A Europe-wide measure on direct marketing via e-mail appeared less likely than ever to win approval Tuesday, as the European Parliament failed to agree whether marketers should be allowed to send unsolicited messages to potential customers.
"Neither side won this argument. A political compromise was reached which leaves the decision on whether to apply an opt-in or an opt-out approach up to the member states of the European Union," said Graham Watson, a member of the European Parliament (MEP).
Watson favors the opt-in approach, which would force marketers to obtain prior consent from potential customers before sending them any advertising material to their e-mail inbox. The direct marketing industry prefers the opt-out approach, which would allow marketers to send mass e-mailings, commonly called "spam," without prior consent.
"This decision is a victory for companies depending on targeted e-mail in their commercial communications strategy," said Axel Tandberg, EU affairs manager at FEDMA, the European direct marketing federation. "It appears that the European Parliament recognizes the difference between spamming and targeted direct mail via e-mail."
Spam is one of the rancorous topics covered by the draft directive on data protection for telecommunication. Another topic that split parliamentarians is cookies -- small text files that automatically download to people's computers from Web sites, allowing the sites to install shortcuts thenext time that person visits the site. Cookies also can be used to track where users go on the Web and can allow sites to share information about users without their knowledge, and can be used to trigger pop-up ads related to Web sites.
Parliamentarians voted to prohibit all cookies unless they are designed purely to facilitate the technical workings of the Web site, said MEP Marco Cappato.
"I voted against this amendment because it is too vague about the important privacy questions raised by cookies," he said.
FEDMA holds a different view.
"We are disappointed that the amendment limited cookies was pushed through," Tandberg said. "It means that Web sites will be unable to change ads attached to the site when a visitor returns to that site. Cookies allow Web sites to change ads and even limit ads to return visitors so that they don't see the same old ads every time."
The vote in the European Parliament comes at an early stage in the legislative process for the data protection code.
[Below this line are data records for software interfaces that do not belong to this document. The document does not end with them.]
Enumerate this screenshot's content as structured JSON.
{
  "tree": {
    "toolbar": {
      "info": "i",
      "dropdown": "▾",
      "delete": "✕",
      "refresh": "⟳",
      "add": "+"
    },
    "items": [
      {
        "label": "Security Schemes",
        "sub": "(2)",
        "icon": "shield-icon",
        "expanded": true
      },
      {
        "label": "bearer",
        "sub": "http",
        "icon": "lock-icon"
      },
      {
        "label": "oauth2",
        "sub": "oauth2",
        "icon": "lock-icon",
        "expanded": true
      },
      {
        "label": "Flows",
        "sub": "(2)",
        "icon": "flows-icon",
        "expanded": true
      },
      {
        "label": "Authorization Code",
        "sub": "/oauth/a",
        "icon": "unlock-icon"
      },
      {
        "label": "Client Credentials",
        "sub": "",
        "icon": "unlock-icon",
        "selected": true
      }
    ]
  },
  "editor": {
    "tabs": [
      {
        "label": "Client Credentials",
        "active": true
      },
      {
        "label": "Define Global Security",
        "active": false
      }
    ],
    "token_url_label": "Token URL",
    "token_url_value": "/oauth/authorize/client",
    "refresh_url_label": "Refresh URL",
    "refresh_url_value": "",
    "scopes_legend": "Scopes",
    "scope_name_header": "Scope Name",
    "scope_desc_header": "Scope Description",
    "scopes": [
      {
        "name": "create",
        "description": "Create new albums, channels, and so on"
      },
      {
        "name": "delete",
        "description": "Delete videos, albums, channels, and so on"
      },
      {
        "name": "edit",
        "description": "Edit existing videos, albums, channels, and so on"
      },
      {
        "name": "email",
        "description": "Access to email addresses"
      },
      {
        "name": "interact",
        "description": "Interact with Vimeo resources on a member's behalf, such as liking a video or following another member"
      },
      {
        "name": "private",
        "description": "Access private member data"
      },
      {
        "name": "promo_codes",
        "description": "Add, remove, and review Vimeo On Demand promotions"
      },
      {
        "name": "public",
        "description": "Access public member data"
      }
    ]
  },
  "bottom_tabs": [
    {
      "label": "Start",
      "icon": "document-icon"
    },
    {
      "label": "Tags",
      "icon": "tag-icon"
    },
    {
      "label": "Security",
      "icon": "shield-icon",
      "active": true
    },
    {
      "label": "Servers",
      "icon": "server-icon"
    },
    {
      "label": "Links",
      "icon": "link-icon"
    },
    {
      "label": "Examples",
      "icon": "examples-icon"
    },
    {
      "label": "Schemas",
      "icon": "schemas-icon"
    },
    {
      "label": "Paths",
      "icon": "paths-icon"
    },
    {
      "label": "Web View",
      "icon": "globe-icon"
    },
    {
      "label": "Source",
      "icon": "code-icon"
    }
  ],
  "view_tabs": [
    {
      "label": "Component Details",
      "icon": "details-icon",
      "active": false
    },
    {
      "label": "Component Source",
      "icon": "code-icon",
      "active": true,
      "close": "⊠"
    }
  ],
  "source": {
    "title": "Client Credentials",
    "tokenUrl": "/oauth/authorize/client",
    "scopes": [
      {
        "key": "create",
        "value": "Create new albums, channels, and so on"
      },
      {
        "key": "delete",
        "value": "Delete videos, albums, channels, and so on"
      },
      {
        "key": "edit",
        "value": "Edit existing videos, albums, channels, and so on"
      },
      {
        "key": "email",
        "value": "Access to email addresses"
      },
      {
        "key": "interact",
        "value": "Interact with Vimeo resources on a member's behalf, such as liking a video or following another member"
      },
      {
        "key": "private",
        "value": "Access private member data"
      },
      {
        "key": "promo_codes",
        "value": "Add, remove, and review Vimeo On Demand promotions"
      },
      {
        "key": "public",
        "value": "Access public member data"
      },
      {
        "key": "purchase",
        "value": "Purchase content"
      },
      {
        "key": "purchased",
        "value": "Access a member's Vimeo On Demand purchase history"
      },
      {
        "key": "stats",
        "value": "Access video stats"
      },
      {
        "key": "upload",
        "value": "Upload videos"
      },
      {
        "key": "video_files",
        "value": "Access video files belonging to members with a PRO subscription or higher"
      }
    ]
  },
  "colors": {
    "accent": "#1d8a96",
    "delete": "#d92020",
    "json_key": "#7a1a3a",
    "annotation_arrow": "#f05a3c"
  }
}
Government ministers will debate the draft directive, probably before the end of this year. If they take a different position than the one adopted by the Parliament Tuesday, the two houses may have to open a conciliation procedure reach a compromise.